Traverse City Record-Eagle

July 21, 2013

City could decide future of Hickory Hills Ski Area

BY BRIAN McGILLIVARY
bmcgillivary@record-eagle.com

---- — TRAVERSE CITY — A new city manager will arrive in time to help decide the fate of one of the city's largest recreational properties.

Jered Ottenwess begins his new job Monday and will attend the city commission's study session that begins at 7 p.m. in the Governmental Center. The commission will consider a request to fund half of an estimated $32,000 cost to hire a consultant to create a master plan for the Hickory Hills Ski Area.

The ski hill runs at an average annual loss of $100,000 and city commissioners have threatened to drop funding after this ski season. Mayor Michael Estes said he will push commissioners to decide Monday if they truly intend to stop funding ski operations.

"That's the issue the city commission has to address: are you serious about cutting off operational funds for the ski hill," Estes said. "If you are then a study makes a lot of sense. But if you are just going to drag it out and fund it in perpetuity, why do we need a study."

The study funding request comes from the support group Preserve Hickory Hills and the Grand Traverse Ski Club, which have worked with city and Garfield Township representatives on a solution.

Tim Werner, who works with both groups, said the ski hill needs a master recreational plan if it has any chance of obtaining foundation or state recreational grant funds.

"There is also a sense that Hickory Hills is run with a piecemeal ... fix it when it's broken approach," Werner said. "It's not received the best long-term approach for what we see as a very important recreational resource for our community."

The planning effort also would include Garfield Township with the intent to create a more cooperative, long-term effort to maintain the ski hill. The 125-acre, city-owned park is inside Garfield Township and is listed in the township's overall recreational plan.

The ski club and support group plan to chip in $4,000 each and will ask Garfield Township to contribute $8,000 to the study.

The timeline for the study extends until April 2014 and likely wouldn't allow time for the groups to come up with a funding plan for the 2014-2015 ski season, Werner said.

"We're hoping this effort will create some momentum and the political will to fund us one more year as a bridge," Werner said. "We need to find a long-term solution."

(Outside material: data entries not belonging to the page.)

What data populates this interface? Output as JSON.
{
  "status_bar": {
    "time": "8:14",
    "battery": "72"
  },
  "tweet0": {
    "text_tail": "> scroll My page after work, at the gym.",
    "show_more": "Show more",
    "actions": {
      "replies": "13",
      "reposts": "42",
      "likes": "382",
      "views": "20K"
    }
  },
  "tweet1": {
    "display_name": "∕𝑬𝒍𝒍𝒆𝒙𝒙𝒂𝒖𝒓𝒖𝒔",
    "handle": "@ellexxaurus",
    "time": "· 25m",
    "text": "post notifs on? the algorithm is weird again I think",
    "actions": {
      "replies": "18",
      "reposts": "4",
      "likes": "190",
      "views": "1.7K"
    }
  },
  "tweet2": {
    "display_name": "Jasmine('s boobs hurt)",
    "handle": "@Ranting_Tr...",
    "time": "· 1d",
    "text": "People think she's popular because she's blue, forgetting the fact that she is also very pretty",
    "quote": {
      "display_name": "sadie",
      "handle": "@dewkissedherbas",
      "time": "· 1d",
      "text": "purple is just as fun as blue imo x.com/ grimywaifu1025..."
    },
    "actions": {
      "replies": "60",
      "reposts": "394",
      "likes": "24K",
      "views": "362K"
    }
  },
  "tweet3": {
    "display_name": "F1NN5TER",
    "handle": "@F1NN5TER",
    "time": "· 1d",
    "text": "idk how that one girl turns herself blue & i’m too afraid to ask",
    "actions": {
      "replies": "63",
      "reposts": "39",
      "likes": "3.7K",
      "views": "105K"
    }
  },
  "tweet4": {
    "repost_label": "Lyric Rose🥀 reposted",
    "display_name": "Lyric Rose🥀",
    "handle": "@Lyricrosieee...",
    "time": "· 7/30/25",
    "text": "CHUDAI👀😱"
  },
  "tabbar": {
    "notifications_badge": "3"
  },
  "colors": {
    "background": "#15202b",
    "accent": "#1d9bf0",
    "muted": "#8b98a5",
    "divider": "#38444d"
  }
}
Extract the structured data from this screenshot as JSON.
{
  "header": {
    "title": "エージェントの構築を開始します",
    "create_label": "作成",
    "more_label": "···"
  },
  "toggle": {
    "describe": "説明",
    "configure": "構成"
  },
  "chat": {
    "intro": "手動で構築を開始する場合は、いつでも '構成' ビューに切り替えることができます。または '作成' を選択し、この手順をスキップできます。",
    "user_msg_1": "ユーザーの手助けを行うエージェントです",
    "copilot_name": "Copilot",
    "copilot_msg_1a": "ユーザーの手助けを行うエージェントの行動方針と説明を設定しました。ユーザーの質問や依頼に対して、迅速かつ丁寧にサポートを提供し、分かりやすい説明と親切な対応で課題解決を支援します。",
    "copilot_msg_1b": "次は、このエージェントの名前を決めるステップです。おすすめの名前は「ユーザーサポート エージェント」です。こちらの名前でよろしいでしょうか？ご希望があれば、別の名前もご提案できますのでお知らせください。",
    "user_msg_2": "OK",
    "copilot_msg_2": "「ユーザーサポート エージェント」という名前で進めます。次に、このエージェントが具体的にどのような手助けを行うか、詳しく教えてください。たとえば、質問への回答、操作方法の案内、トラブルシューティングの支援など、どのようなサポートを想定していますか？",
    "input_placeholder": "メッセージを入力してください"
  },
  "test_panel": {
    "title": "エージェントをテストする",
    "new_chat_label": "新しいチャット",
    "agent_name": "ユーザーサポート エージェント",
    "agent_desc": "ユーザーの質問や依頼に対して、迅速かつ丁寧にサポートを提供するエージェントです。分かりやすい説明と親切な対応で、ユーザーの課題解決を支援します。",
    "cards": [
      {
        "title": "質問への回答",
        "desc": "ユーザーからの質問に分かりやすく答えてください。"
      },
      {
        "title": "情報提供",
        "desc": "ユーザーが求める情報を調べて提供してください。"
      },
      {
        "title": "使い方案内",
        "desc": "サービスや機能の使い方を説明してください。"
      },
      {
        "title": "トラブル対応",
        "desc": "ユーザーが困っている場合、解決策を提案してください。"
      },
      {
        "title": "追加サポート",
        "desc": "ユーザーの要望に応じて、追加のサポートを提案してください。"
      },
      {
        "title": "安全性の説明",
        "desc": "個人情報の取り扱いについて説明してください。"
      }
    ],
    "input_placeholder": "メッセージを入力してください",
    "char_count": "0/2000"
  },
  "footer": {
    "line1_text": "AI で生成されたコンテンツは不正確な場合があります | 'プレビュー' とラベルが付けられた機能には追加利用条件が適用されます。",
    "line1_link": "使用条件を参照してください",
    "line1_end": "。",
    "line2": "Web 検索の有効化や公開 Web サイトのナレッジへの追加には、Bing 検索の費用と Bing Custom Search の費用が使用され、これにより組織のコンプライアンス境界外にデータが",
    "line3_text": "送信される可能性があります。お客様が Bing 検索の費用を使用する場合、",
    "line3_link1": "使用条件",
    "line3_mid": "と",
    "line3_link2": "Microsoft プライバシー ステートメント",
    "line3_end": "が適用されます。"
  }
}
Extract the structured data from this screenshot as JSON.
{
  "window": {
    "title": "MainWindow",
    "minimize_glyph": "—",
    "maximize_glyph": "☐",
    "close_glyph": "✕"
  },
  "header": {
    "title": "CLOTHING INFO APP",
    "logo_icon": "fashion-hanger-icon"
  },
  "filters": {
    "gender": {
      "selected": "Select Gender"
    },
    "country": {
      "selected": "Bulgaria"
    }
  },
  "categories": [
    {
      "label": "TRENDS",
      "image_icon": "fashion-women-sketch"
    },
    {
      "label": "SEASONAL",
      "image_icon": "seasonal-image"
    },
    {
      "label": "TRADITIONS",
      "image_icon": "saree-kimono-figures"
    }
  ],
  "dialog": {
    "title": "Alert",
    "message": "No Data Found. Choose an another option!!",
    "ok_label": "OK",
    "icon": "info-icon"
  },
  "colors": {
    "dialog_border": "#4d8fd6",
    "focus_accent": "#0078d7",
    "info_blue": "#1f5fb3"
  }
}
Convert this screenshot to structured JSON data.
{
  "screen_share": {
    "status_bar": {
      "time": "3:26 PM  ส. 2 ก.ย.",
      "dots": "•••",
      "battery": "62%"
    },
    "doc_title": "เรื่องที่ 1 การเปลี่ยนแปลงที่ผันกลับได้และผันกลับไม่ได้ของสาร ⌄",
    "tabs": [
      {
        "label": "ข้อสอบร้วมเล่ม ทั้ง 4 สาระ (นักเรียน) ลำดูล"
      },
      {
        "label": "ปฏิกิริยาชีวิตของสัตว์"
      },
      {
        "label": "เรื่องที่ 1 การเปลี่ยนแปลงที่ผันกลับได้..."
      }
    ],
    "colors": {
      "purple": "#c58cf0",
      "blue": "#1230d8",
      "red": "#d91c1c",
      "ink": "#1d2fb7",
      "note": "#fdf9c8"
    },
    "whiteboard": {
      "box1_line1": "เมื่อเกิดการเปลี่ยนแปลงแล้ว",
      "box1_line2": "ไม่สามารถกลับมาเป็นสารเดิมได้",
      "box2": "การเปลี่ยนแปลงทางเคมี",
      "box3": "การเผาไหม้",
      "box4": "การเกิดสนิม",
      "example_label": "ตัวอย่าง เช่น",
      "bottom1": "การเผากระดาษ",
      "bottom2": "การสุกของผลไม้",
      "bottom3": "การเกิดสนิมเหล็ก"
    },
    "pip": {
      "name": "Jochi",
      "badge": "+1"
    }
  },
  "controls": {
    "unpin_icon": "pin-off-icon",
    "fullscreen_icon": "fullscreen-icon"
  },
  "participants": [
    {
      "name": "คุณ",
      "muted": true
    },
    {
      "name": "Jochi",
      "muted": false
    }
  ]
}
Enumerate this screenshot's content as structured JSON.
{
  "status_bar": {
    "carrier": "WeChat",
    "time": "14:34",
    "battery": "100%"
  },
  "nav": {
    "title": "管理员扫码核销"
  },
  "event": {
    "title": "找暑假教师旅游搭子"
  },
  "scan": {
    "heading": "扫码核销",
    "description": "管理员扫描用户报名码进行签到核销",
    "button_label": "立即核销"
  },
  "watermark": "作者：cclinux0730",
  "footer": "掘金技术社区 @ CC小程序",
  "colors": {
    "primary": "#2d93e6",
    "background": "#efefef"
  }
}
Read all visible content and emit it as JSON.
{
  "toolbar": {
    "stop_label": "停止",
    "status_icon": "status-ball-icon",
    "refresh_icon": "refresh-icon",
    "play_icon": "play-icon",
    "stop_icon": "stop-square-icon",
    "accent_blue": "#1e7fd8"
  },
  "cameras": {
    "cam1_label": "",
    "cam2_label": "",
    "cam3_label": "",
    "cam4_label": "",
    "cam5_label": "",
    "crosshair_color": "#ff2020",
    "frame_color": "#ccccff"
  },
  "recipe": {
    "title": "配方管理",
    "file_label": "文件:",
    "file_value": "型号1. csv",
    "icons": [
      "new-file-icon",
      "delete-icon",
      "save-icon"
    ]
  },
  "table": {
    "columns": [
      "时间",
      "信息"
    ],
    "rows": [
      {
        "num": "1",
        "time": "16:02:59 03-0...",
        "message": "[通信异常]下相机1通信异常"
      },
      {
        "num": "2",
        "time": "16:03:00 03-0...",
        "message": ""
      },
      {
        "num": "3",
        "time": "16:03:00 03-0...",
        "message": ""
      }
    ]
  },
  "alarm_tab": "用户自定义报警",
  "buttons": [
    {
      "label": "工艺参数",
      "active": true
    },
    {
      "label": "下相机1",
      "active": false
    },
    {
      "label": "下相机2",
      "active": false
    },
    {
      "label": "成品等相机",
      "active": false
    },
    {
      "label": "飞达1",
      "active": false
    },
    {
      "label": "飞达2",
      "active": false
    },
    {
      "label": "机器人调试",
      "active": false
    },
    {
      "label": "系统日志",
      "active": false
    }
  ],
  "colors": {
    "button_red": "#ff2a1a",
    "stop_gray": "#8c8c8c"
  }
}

Ottenwess said he will spend part of Monday learning about the ski hill. He expects to participate in the conversation.

"But I won't have a recommendation," Ottenwess said. "There's a lot to learn before I get to a point of making any recommendation."